The OIC afforded minimal weight to the submissions that disclosure would contribute to public debate, inform the public about Council's processes and expenditure, and that the Council and the Developer were not opposing parties

The OIC found the Letter was contextually specific to the disputes between the Landowner, the Developer and the Council. The OIC therefore afforded low weight to the Landowner's submission that disclosure of the Letter would enhance informed public debate. 

The OIC considered whether or not the Letter informed the community about the Council's public expenditure, or public health and safety risks. The OIC found that as the Letter did not refer to litigation expenses or costs incurred by the Council in relation to its dispute with the Landowner, disclosure would not allow an insight into the Council's expenditure of public funds. The OIC further noted that the Letter did not reveal any concerns regarding public health and environmental risks in respect to the land. 

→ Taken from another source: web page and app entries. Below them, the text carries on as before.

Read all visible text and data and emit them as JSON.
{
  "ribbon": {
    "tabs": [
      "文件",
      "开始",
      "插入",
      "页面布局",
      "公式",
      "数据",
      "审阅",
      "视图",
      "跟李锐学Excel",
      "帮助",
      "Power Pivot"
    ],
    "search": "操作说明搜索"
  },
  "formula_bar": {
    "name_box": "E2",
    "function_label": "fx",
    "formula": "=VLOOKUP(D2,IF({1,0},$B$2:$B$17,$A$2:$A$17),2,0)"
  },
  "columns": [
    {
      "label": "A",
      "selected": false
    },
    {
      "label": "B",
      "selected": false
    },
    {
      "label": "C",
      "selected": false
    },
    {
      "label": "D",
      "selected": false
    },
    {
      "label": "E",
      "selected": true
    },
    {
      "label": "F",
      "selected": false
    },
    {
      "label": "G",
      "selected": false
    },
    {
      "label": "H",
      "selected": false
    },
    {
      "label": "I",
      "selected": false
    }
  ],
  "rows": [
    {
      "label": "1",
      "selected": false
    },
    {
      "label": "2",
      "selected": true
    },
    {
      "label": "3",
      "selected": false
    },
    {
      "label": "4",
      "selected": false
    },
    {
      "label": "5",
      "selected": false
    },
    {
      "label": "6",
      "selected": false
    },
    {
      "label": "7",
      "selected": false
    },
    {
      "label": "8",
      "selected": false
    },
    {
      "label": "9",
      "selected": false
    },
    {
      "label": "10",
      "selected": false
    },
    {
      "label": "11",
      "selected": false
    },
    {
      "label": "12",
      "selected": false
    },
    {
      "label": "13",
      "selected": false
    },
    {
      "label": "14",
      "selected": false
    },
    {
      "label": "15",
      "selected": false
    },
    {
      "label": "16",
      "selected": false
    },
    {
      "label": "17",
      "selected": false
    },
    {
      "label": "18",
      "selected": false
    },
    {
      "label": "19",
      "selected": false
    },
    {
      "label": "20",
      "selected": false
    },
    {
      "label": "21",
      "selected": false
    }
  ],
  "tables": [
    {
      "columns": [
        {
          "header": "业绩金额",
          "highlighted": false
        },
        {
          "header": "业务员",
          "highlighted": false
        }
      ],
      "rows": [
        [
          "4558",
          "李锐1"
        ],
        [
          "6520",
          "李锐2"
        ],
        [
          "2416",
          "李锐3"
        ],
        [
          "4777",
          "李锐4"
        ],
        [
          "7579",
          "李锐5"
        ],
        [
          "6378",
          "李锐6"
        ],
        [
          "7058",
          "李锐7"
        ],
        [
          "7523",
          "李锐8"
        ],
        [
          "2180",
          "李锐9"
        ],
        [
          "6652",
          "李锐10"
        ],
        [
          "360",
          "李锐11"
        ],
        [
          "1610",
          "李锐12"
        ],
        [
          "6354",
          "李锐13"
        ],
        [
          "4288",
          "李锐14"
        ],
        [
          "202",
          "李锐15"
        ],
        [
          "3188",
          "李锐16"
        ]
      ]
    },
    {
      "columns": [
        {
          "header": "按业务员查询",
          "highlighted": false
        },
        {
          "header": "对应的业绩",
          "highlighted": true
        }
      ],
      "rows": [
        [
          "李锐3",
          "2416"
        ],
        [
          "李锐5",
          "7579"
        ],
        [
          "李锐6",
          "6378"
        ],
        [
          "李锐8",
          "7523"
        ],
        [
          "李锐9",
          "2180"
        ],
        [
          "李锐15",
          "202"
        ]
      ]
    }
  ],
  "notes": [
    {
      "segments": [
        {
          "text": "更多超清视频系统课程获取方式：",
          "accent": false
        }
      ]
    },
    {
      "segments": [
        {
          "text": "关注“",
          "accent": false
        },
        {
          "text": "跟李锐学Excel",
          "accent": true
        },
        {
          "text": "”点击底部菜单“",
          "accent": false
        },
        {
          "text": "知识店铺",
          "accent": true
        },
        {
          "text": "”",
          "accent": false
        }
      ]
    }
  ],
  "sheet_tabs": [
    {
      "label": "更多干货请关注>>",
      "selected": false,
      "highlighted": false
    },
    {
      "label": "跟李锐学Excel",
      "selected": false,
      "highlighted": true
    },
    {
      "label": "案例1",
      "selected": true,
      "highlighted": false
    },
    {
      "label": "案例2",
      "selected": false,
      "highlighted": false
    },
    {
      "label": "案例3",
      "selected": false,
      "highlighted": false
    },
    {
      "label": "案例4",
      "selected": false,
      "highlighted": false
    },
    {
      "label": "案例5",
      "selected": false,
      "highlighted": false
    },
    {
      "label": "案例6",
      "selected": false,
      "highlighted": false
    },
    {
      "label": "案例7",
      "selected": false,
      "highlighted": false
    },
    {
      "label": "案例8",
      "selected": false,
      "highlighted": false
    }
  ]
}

The OIC lastly considered whether disclosure of the Letter would advance the Landowner's "fair treatment" in the ongoing proceedings. The OIC found that the without prejudice negotiation the subject of the Letter had been referred to in published court transcripts in which proposed outcomes regarding the involvement of hydraulic experts, approval processes and relevant site works were revealed. The OIC therefore awarded low weight to this submission due to the nature and extent of the information already released. 

The OIC accepted the Council and the Developer were not opposing parties in litigation during the without prejudice negotiation. The OIC however found that as both parties were involved in separate proceedings against the Landowner with respect to the concrete structure, it could be foreseeable that if there was a resolution concerning certain issues, more than one of the proceedings could be resolved. Additionally, the OIC referred to court transcripts where it was stated that the related proceedings could be settled at the same time by alternative dispute resolution. The OIC therefore held that the Council and the Developer have opposing interests concerning the hydrological issues impacting the respective properties and that the parties were in discussions as part of an alternative dispute resolution process. 

The OIC afforded significant weight to the preservation of confidentiality afforded by without prejudice activities

The OIC noted the RTI Act recognises there is a public interest in the non-disclosure of information that could reasonably be expected to impede the administration of justice (see [27]). 

The OIC found the Council engaged in a without prejudice meeting with the Developer in an attempt to resolve the disputes between the parties. The OIC held there was a mutual understanding between the Council and the Developer of confidence in respect of the without prejudice negotiation. The OIC afforded high weight to the understanding of confidence as it found it is of public interest to protect confidential discussions.

The OIC concluded the disclosure of the Letter would prejudice the Council's ability to conduct future negotiations of that nature particularly in the planning and environment context. The OIC held that eroding the confidence afforded to without prejudice meetings would diminish the viability of the alternative dispute resolution process.

The OIC concluded that disclosing confidential information communications made in the course of attempting to resolve the disputes, would prejudice the Council's ability to engage in future without prejudice meetings and impede the administration of justice.


The OIC afforded significant weight to the factors favouring non-disclosure and held that disclosure of the Letter would be contrary to public interest. 

The OIC varied the decision under review and refused disclosure of the Letter under section 47(3)(b) of the RTI Act.

This is commentary published by Colin Biggers & Paisley for general information purposes only. This should not be relied on as specific advice. You should seek your own legal and other advice for any question, or for any specific situation or proposal, before making any final decision. The content also is subject to change. A person listed may not be admitted as a lawyer in all States and Territories. © Colin Biggers & Paisley, Australia 2024.

Related Articles